Once your confident enough with your monster hunting skills, you can leave the Village and head for the City—the online hub for multiplayer monster hunting action. Instead of fumbling with Friend Codes, you simply create a Capcom ID to access the Monster Hunter Tri servers. Most of the options available to you in the village are available here as well (Armoury, Material Shop, Guildmaster, etc). The biggest difference is the difficulty of the quests you'll undertake, which are meant to be tackled as a group. If you've made some friends, you can register them in your Friends Roster, which allows you to teleport to them in the City for quick and easy setup of hunting parties (up to four).
A varied group of hunters with different skills will go a long way. Having a gunner in your party is a big advantage, for example, as the varieties of ammo available can cause a wide range of status effects to hamper the enemy's assault. Besides the added attack potential, the biggest advantage to having multiple people working together is distraction; having the monster focus its attention on one individual so another can set up traps or power up big hits. Communication is also important. This is done best via the Wii Speak or Wii Keyboard peripherals. If you don't own (or plan on owning) either of those, fear not, the game has preset messages you can send. Ideally, after hunting with the same group of friends for a while, you'll be so in-tune with each other that you'll hardly need to communicate anyway.
Overall, the game controls beautifully. Certain actions will require getting used to—some even seeming awkward at first—but it won't be long before they become second-nature. The game supports most control types, the ideal choice being the Classic Controller Pro for smooth control of both your movement and camera with the left and right thumb stick, respectively. You can't fight what you can't see, as they say, and since there is no auto-targeting in Monster Hunter Tri, you'll have to manually keep your eye on your prey. If you don't have one already, Capcom has bundled Monster Hunter Tri with a black Classic Controller Pro for an additional $15—a good deal considering the controller alone retails for $25. For those unwilling to shell out the extra cash, the original Classic Controller will work just as well.

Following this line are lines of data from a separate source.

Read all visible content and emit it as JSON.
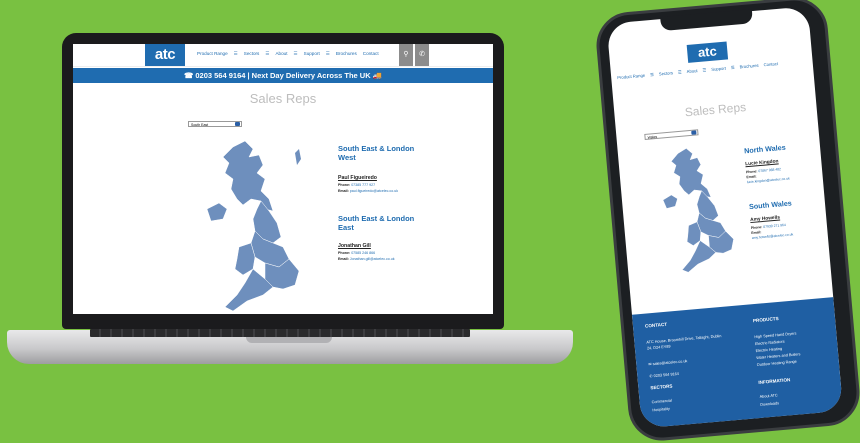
{
  "laptop": {
    "logo": "atc",
    "nav": [
      "Product Range",
      "☰",
      "Sectors",
      "☰",
      "About",
      "☰",
      "Support",
      "☰",
      "Brochures",
      "Contact"
    ],
    "search_icon": "search-icon",
    "phone_icon": "phone-icon",
    "contact_bar": "☎ 0203 564 9164  |  Next Day Delivery Across The UK 🚚",
    "page_title": "Sales Reps",
    "region_select": "South East",
    "reps": [
      {
        "region": "South East & London West",
        "name": "Paul Figueiredo",
        "phone_label": "Phone:",
        "phone": "07385 777 927",
        "email_label": "Email:",
        "email": "paul.figueiredo@atcelec.co.uk"
      },
      {
        "region": "South East & London East",
        "name": "Jonathan Gill",
        "phone_label": "Phone:",
        "phone": "07585 246 866",
        "email_label": "Email:",
        "email": "Jonathan.gill@atcelec.co.uk"
      }
    ]
  },
  "phone": {
    "logo": "atc",
    "nav": [
      "Product Range",
      "☰",
      "Sectors",
      "☰",
      "About",
      "☰",
      "Support",
      "☰",
      "Brochures",
      "Contact"
    ],
    "page_title": "Sales Reps",
    "region_select": "Wales",
    "reps": [
      {
        "region": "North Wales",
        "name": "Lucie Kingdon",
        "phone_label": "Phone:",
        "phone": "07867 988 482",
        "email_label": "Email:",
        "email": "lucie.kingdon@atcelec.co.uk"
      },
      {
        "region": "South Wales",
        "name": "Amy Howells",
        "phone_label": "Phone:",
        "phone": "07930 271 964",
        "email_label": "Email:",
        "email": "amy.howells@atcelec.co.uk"
      }
    ],
    "footer": {
      "contact_heading": "CONTACT",
      "address": "ATC House, Broomhill Drive, Tallaght, Dublin 24, D24 EY89",
      "email": "sales@atcelec.co.uk",
      "phone": "0203 564 9164",
      "sectors_heading": "SECTORS",
      "sectors": [
        "Commercial",
        "Hospitality"
      ],
      "products_heading": "PRODUCTS",
      "products": [
        "High Speed Hand Dryers",
        "Electric Radiators",
        "Electric Heating",
        "Water Heaters and Boilers",
        "Outdoor Heating Range"
      ],
      "information_heading": "INFORMATION",
      "information": [
        "About ATC",
        "Downloads"
      ]
    }
  },
  "colors": {
    "background": "#79c141",
    "brand_blue": "#1f6cb0",
    "map_blue": "#6e8fbd",
    "title_grey": "#bdbdbd"
  }
}
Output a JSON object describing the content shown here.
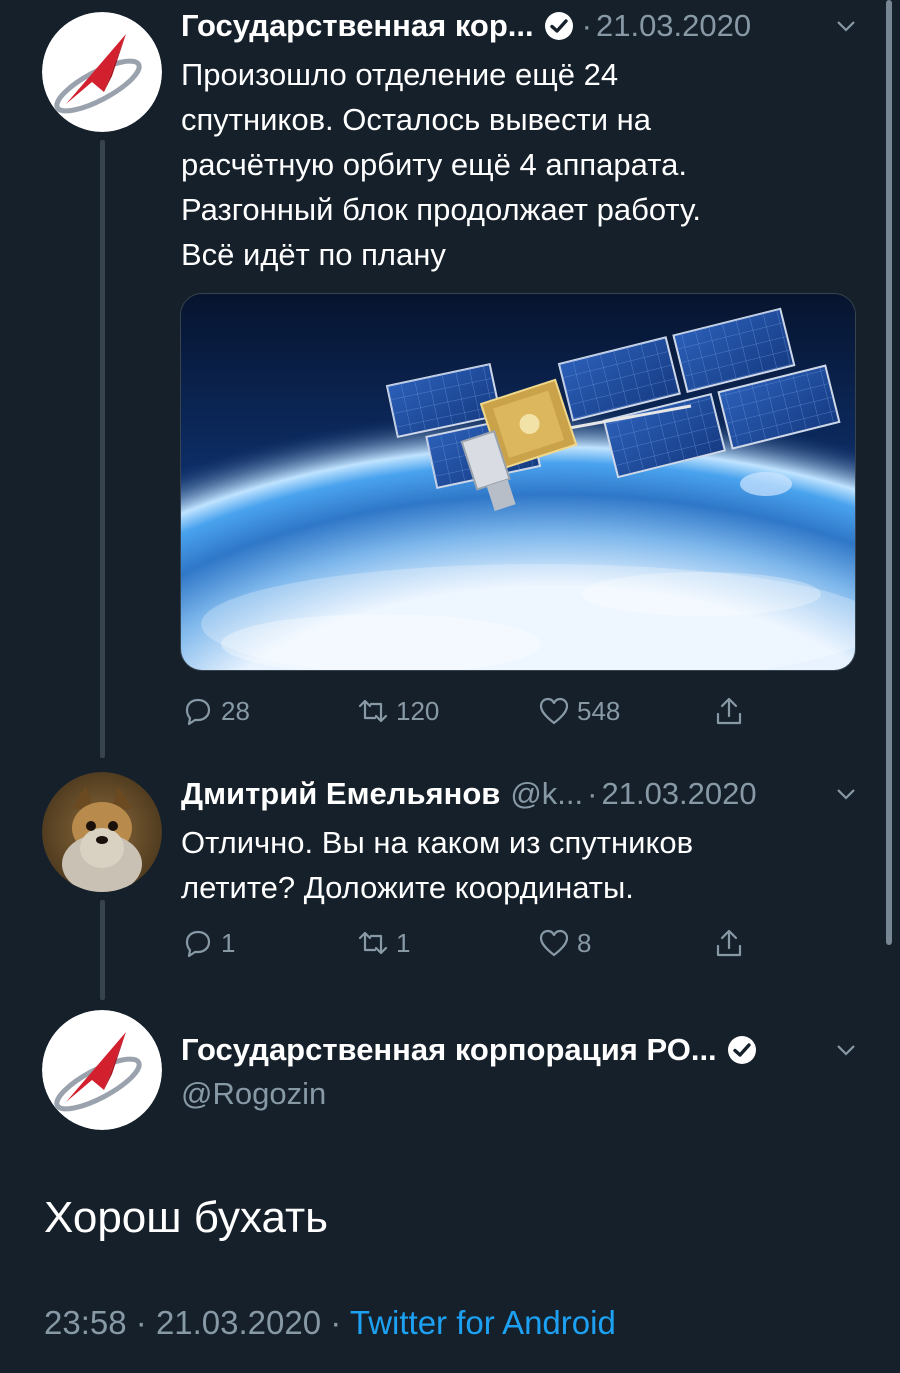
{
  "thread": [
    {
      "avatar_icon": "roscosmos-logo",
      "display_name": "Государственная кор...",
      "verified": true,
      "separator": "·",
      "date": "21.03.2020",
      "text_lines": [
        "Произошло отделение ещё 24",
        "спутников. Осталось вывести на",
        "расчётную орбиту ещё 4 аппарата.",
        "Разгонный блок продолжает работу.",
        "Всё идёт по плану"
      ],
      "media": "satellite-over-earth-image",
      "reply_count": "28",
      "retweet_count": "120",
      "like_count": "548"
    },
    {
      "avatar_icon": "yorkshire-terrier-photo",
      "display_name": "Дмитрий Емельянов",
      "handle": "@k...",
      "separator": "·",
      "date": "21.03.2020",
      "text_lines": [
        "Отлично. Вы на каком из спутников",
        "летите? Доложите координаты."
      ],
      "reply_count": "1",
      "retweet_count": "1",
      "like_count": "8"
    }
  ],
  "main_tweet": {
    "avatar_icon": "roscosmos-logo",
    "display_name": "Государственная корпорация РО...",
    "verified": true,
    "handle": "@Rogozin",
    "text": "Хорош бухать",
    "time": "23:58",
    "separator": "·",
    "date": "21.03.2020",
    "source": "Twitter for Android"
  },
  "colors": {
    "background": "#15202b",
    "secondary_text": "#8899a6",
    "link": "#1da1f2",
    "logo_red": "#d2202f"
  }
}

The game also looks beautiful. The graphics and sound are top-notch (monster cries sound great), pushing the power of the Wii to its limit while maintaining very short load times. Although sometimes feeling a little closed in, the lush and lively environments are well designed. You'll experience many "wow" moments in the game. There's nothing quite like taking on a Great Jaggi and his pack while a herd of panicking Aptonoth are sent into a stampede around you.
Monster Hunter Tri is not for everyone. Only those willing to invest the appropriate amount of time and patience learning the intricacies of the game will be rewarded with all it has to offer. It's challenging, complex, and amazingly satisfying as a result. With all the different equipment to use, monsters to hunt, items to gather, and so much to do online and off, Tri will easily soak up hundreds of hours of your life—and you'll love every moment of it. Simply put, Monster Hunter Tri is masterfully done. Is it perfect? No. But it just might be the perfect addition to your Wii library.
SCORE: 9.3 read